That same Poly Group appears in “Portrait of a Thief” as the catalyst for the novel’s plot, recruiting the five-man team of university students who carry out these heists. Li’s choice to assign fictional responsibility for the heists to the Poly Group is no accident. 

Dig into China’s repatriation efforts and it won’t take long for the name “Poly Group” to come up. In 1998, the Poly Group, once exclusively an arms manufacturer, established the Poly Art Museum, a two-room operation in its Beijing headquarters created for the express purpose of displaying repatriated Chinese art. 

They’ve spent over $100 million at auction buying back China’s lost treasures. They  were at the center of a recent controversy after Poly Group curator Jiang Yingchung spoke out against an upcoming film about the heists, which the company felt would imply that they were behind thefts of Chinese art overseas. 

“Portrait of a Thief” makes a similar conjecture, positioning the Poly Group as recruiters and patrons of several groups of would-be art thieves. Although the company itself, which has interests in sectors ranging from real estate and arms manufacturing to film distribution and art collection, has vehemently protested against the notion that it has been involved in any illegal activity, it has not escaped suspicion. It functions in “Portrait of a Thief” not only as an employer, but also as a catalyst by which Li’s characters come to grips with the struggle at the heart of the book: the multifaceted reality of living in diaspora. 

Finding Closure in Exile: Repatriation and Identity

Though it was the narrative possibilities that arose from an intriguing string of real-life heists that initially caught Li’s attention, it was a sort of personal connection to those heists that became just as important to the story that would become “Portrait of a Thief.” “I wanted to write about art heists,” she said, citing her lifelong love of heist stories, “but I also wanted to write about identity and what it means to be Chinese-American as you grow into your twenties and figure out who you want to be.” 

Each of “Portrait’s” five central characters relates differently to the seeming friction between their Chinese heritage and American nationality. It is because of those questions that they choose to accept the Poly Group’s proposal to steal back Chinese art living in overseas museums. It’s a way of righting wrongs and reckoning with their identity, a way to find the closure that they crave —  whatever that might look like. 

A search for meaning and a clearer sense of identity is as much a part of the novel’s heists as the art itself. “Portrait of a Thief” points to a reality that is much harder to dispute than the likelihood of the novel’s premise: for China, the thousands of pieces of looted art in Western museums are lost facets of national identity. 

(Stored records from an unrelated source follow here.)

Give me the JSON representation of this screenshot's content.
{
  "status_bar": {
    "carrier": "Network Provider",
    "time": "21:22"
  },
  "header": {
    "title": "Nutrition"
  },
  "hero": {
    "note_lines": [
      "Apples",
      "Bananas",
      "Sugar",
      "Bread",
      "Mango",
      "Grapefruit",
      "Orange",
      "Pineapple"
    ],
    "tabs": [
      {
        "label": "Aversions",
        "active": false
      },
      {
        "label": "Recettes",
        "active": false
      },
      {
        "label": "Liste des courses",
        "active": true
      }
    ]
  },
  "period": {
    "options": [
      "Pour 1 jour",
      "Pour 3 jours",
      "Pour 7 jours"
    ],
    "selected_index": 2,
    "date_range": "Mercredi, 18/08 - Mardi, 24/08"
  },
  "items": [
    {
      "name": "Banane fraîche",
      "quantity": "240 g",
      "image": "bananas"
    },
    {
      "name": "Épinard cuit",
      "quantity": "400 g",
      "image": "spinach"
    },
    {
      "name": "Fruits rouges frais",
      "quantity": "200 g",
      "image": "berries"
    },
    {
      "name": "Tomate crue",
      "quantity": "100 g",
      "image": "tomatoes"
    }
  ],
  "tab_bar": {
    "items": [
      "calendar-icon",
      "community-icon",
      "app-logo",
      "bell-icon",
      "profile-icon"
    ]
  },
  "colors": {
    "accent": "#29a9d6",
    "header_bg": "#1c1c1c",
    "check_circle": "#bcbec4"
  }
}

Little is known about the who, what, or how behind these heists. Yet changing rhetoric in China surrounding the issue of art repatriation and the weight of history behind the loss of this art points to a compelling why. 

“I wanted to think about how people like me and my friends would take on these art heists,” Li said, explaining her reasoning for the choice of a team of college students. That might be more of a reimagining of real events than a conjecture, but it nevertheless puts its finger on the pulse of the issue: for those who advocate for the return of looted art to China, repatriation and identity are inseparable. 

Photo credit: Emma Cockerell